Before long, I was dashing off eccentrically mispunctuated, barely readable stream-of-consciousness monologues stocked with the biggest words I knew. I’d show these terrible pieces to Simon, and I somehow felt encouraged, though he never quite said he liked them.
He was far more approving of a band I had formed. At one school “concert” in our auditorium, the teenage audience derisively laughed at my wordy, confrontational lyrics. I pulled out an accordion; “Fag machine!” a kid in the front row yelled. I spotted Simon standing in the back, listening with seriousness and leaving after I was done.
I’d frequently go over to Simon’s house to talk. He’d pour me a pint of home-brewed beer — which seems inappropriate when I write it down, but which made me feel respected and trusted, like a peer. We’d chat warmly, though Simon’s accent and intellect always made him seem a bit remote. I spent most of the time talking around the fact that I had no idea what to do with my life. At one point, he stopped me. “I think that the next step, for you, is to call yourself an artist, and to understand that you are an artist,” he said. “Stop fussing about it and just decide to be an artist. Everything will follow from there.”
As much as I was obsessed with writing and music, I thought actual artists lived far away from the practical world, in some realm I’d never escape to. Simon’s pronouncement had an almost magical effect on me. I slowly became braver in trying that word on, and my work got better.
Shortly after I graduated, I learned Simon had lung cancer. I sent him a letter, along with a collection of poems I’d written, with a handprinted woodcut cover. And then, on a trip back to New Hampshire, I stopped by to see him.
I’d expected a rattled and diminished man, but Simon was the same dapper, witty Englishman. He told me that the first thing he’d done after the diagnosis was to start smoking again, since he liked smoking and was going to die anyway. Next he bought the most outlandishly expensive chair he could find, to read in. Rolling a cigarette, he sat back in that overstuffed chair, which felt like it took up most of the living room, and told me: “It really is true: You get what you pay for. I intend to be carried out in it.”

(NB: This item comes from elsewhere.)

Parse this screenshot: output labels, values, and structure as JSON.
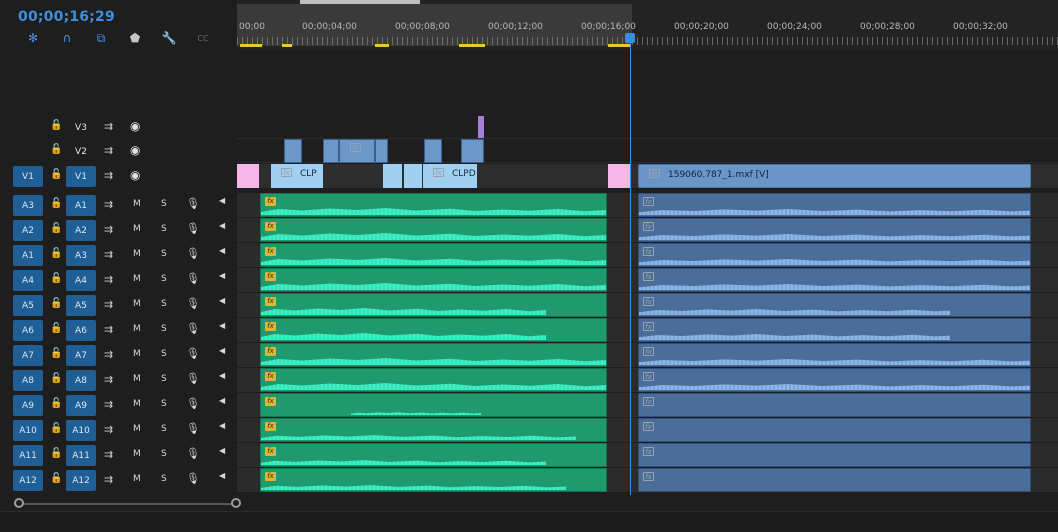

He described in great detail what it feels like having emphysema. He told me a hilarious story about a door-to-door salesman coming to his house and demonstrating a state-of-the-art vacuum; Simon regretfully told the salesman he wasn’t going to buy it because that was probably the last time his house would ever be vacuumed. We talked about books and about art again, and then I left. I knew I’d never see him again, but he was so calm he made that feel normal somehow.
I had charged into college with a head full of European modernists only to discover that nothing could have been more out of fashion. Frustrated and constricted, I decided that I wanted to do something my peers would find disreputable, so I started a rock band again. I wanted to fuse the language and complexity of literature with the scrappy immediacy of rock ’n’ roll, and I wanted to bring to rock singing the hypnotic quality I’d heard in the cassettes Simon had assigned me. I named the band Okkervil River, after a short story by Tatyana Tolstaya.
To read the original article, click here.